- .380 Ruger
- XD-S® 3.3″ SINGLE STACK .45ACP
- GLOCK 19 Gen4
- M&P SHIELD® 9mm
- TAURUS 180 CURVE® PISTOL (I was really excited about this one. If you’ve tried it, let us know! I did read though that it isn’t the best for left-handed people.)
- Nano 9mm
These are the ones I found people said they used and the NRA recommends. But a lot of people also said as long as you have a holster that you can comfortably carry your gun in, the sky’s the limit. So if none of these catch your eye, here are some more options.
That brings us to holsters. I found that men tend to be more open to options like a fanny pack or a small pack that you can strap on the chest. Women use these too, but I can see why we might not find the chest pack incredibly comfortable. Luckily there are a ton of holster options out there both men and women can use.
First off, you can get shorts that have the holster built in. This is a great option because with a detachable holster, you run the risk of chaffing, and no one wants that.
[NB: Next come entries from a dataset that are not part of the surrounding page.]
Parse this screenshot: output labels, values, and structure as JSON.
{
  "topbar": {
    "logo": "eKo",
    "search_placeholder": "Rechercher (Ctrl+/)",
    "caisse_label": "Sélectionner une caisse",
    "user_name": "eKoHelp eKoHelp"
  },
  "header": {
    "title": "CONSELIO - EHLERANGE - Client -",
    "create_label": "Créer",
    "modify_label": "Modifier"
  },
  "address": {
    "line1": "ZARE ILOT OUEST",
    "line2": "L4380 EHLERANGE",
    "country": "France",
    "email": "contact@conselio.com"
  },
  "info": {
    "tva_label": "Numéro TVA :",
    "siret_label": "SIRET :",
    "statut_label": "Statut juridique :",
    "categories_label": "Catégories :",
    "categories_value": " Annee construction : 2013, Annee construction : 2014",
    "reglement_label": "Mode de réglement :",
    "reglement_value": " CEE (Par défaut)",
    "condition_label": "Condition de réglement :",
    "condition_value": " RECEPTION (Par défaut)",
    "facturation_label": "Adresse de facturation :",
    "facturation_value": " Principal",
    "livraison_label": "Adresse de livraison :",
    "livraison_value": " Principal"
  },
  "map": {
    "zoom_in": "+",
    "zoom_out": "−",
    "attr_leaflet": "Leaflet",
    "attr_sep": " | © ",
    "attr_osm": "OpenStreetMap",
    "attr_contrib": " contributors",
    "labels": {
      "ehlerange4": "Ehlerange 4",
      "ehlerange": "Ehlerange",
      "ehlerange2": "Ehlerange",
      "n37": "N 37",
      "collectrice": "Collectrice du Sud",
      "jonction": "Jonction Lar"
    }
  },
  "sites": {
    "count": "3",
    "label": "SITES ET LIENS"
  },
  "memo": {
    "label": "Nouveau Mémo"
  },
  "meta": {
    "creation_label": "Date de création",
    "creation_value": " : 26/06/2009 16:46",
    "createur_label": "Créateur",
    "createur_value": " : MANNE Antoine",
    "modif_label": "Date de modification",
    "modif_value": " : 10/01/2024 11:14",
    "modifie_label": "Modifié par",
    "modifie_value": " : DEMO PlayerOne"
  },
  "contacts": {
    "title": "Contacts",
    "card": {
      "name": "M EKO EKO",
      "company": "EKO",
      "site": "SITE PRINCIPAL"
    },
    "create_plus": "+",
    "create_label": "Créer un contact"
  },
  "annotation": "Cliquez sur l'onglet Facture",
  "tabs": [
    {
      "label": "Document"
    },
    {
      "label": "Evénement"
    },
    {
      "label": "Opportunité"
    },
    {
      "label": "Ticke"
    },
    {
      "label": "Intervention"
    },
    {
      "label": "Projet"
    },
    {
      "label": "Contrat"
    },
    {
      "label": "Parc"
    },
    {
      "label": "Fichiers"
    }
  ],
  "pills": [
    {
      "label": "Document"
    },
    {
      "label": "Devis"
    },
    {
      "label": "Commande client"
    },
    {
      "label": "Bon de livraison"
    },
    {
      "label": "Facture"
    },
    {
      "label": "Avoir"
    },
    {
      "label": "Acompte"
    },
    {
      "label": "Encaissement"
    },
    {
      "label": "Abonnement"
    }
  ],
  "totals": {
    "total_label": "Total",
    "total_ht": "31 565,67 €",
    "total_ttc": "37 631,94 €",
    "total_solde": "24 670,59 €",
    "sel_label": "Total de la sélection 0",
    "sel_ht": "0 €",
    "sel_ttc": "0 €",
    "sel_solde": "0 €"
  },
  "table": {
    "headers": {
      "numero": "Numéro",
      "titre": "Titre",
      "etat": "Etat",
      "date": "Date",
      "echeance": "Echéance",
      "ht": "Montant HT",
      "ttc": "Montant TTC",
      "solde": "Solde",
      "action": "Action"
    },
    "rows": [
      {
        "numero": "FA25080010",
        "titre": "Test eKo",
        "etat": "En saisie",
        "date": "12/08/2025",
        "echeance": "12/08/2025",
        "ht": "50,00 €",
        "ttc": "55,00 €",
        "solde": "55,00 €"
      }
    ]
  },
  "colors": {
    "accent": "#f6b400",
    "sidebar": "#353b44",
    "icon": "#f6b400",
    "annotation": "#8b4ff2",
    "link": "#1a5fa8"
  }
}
Here is one option for women that Girls Just Wanna Have Guns has featured in the past. You can also get a tank top with the holster built in. There are a couple of these that you can find online but I found this one that has great reviews and the overall look of it keeps the gun out of your way while having the ability to be drawn. In case you don’t like that one, you can check out the Concealment Under Shirt Tank. This one also has good reviews; I just prefer the other one. Don’t worry guys, I haven’t forgotten about you. There is a plethora of holster clothing out there for you as well. Just take a look at this list.
- 11 tactical 40021 v-neck holster short sleeve shirt
- Ridge Crew Neck Packin’ Tee Shirt, Men’s Black
- UnderTech Undercover Men’s Concealment Holster
These are great options but I’ll admit, a bit pricey. That’s why a lot of people go for a detachable holster. Some of the ones other runners prefer are the Kangaroo Carry Air Marshal/ Pistol Wear Under Arm Holster (whichever is more comfortable for you, both were highly recommended by runners). Belly band holsters were recommended by some but beware of chafing and uneven weight with these. Wearing the holster in a more central area of the body or just having a light gun can solve the weight problem and wearing some sort of dry fit shirt or shorts under the holster can reduce or eliminate chaffing. There were also a few runners out there who said they liked the ankle holster. I wouldn’t recommend this one, especially if you are like me and constantly hit your ankles while running. You also have to bend quite a bit to reach your gun compared to the other holsters mentioned.
Lastly, you can have all the right gear, the right gun but it’s useless to you if you don’t know how to use it. Practice makes perfect. Practice drawing your weapon and, of course, shooting it. Knowing how to use your weapon is what is going to protect you. Despite what the Left is telling you, guns can’t shoot themselves. They can’t protect you on their own. That’s your responsibility.